Simon and Schuster
The kids have been begging for a pet.
And you’ve resisted – so far.
You know who’d be walking a puppy at 7am. Food bowls would go empty unless you filled them, water bowls would look like the Sahara, and you’re pretty sure that a litter box would be deemed “gross!” within a week.
Still, how can you resist a cute face? How can you resist falling in love with a fuzzy baby? You can’t, and neither could Matt Whyman. In his book “Oink: My Life with Mini-Pigs,” he squeals on his new pets.
Matt Whyman always knew that his wife wanted a big family. Her childhood “was not a happy one,” and she longed for what she never had. That didn’t necessarily mean offspring of the human kind, however.
Emma Whyman was happy with animals – lots of animals, which is why the Whymans moved to the English countryside. There, four children and two adults were joined by two cats, four rabbits, three hens, and a large Canadian shepherd.
So when one of the cats met an untimely demise and the children were inconsolable, work-at-home Whyman knew a replacement pet was imminent and he realized who would assume responsibility for it. He tried to reason with his family, but it was no use – particularly when they spied two adorable porcine faces online.
The mini-pigs were “cute-o-rama.”
Roxi and Butch were no bigger than kittens; in fact, they arrived at the Whyman house in a cat carrier. Their size, though, belied their determination: the mini-pigs quickly took over Whyman’s office, his dog’s bed, the living room, the sofa, and the kitchen. They were little thieves, and stole family possessions, too.
Eventually, with the help of a handyman friend who knew pigs, Whyman created an outdoor pen for his growing pets. He learned everything he could about being a “pig farmer,” including how to measure a boy pig’s, uh, potential.
He also learned that even though his porkers were petite, they could tear apart a yard, a garden, a henhouse, the neighbor’s orchard… and a marriage.
In the mood for a book that will make you squeal with a case of The Cutes? Then here’s what you do: take five parts “Marley,” shrink it by three-quarters, put it on cloven hooves and give it a curly tail. That’s what you get when you read “Oink.”
Author Matt Whyman gives his readers a breathless sense of chaos in this book.
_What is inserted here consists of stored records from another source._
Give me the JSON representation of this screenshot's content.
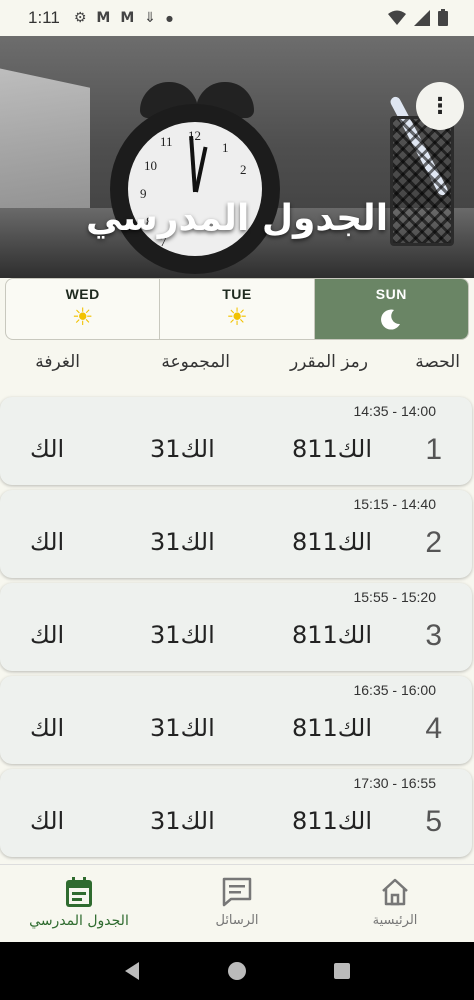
{
  "status_bar": {
    "time": "1:11",
    "left_icons": [
      "gear-icon",
      "gmail-icon",
      "gmail-icon",
      "download-icon",
      "dot-icon"
    ],
    "right_icons": [
      "wifi-icon",
      "signal-icon",
      "battery-icon"
    ]
  },
  "header": {
    "title": "الجدول المدرسي",
    "menu_icon": "more-vertical-icon"
  },
  "day_tabs": [
    {
      "label": "WED",
      "icon": "sun-icon",
      "active": false
    },
    {
      "label": "TUE",
      "icon": "sun-icon",
      "active": false
    },
    {
      "label": "SUN",
      "icon": "moon-icon",
      "active": true
    }
  ],
  "columns": {
    "period": "الحصة",
    "course_code": "رمز المقرر",
    "group": "المجموعة",
    "room": "الغرفة"
  },
  "rows": [
    {
      "time": "14:35 - 14:00",
      "period": "1",
      "code": "الك811",
      "group": "3الك1",
      "room": "الك"
    },
    {
      "time": "15:15 - 14:40",
      "period": "2",
      "code": "الك811",
      "group": "3الك1",
      "room": "الك"
    },
    {
      "time": "15:55 - 15:20",
      "period": "3",
      "code": "الك811",
      "group": "3الك1",
      "room": "الك"
    },
    {
      "time": "16:35 - 16:00",
      "period": "4",
      "code": "الك811",
      "group": "3الك1",
      "room": "الك"
    },
    {
      "time": "17:30 - 16:55",
      "period": "5",
      "code": "الك811",
      "group": "3الك1",
      "room": "الك"
    }
  ],
  "bottom_nav": [
    {
      "label": "الجدول المدرسي",
      "icon": "calendar-icon",
      "active": true
    },
    {
      "label": "الرسائل",
      "icon": "chat-icon",
      "active": false
    },
    {
      "label": "الرئيسية",
      "icon": "home-icon",
      "active": false
    }
  ],
  "colors": {
    "accent": "#6a8565",
    "background": "#f7f7ef",
    "row_bg": "#eef1ee",
    "active_nav": "#2f6b2f",
    "sun": "#f2c200"
  }
}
It starts almost immediately and becomes nearly slapstick as this definite city-boy learns to be a “farmer,” complete with certified papers. That’s good enough, but what surprised me was the truth that Whyman willingly shares: his pigs were often a big irritation and they caused real problems.
Still, don’t be fooled into thinking that this story ends badly. It doesn’t.
I believe farmers will find a lot to laugh about in this book, now in paperback. Animal lovers and pet parents will almost melt when they read it because, really, look at that cover for “Oink.” How can you resist it?
The bookworm sez
- Points of Interest
Worried hairdresser spurs rescue of elderly client
She never missed her weekly hair appointment. So, when the 82-year-old woman didn't show up for her regular 3 p.m. appointment at a hair salon in Marblehead, Mass., last Thursday, Lisa Buswell called the house. There was no answer.
4 dead in possible suicide pact, sheriff says
Police believe the four people found dead in a car in rural northern Alabama were killed by one another in either a suicide pact or murder-suicide.
Study: Two percent of counties produce most executions
Sixty-two jurisdictions prosecuted the majority of criminals executed in the United States in recent decades, according to a new study.
- Today in history 12-06-2012
- Christmas tale will make you a believer
- Today in history 11-29-2012
- Today in history 11-27-2012
- Book is good, bad and impossible to put down
- What is a coot?
- Waterfowl dates and information
- More Points of Interest Headlines
- Worried hairdresser spurs rescue of elderly client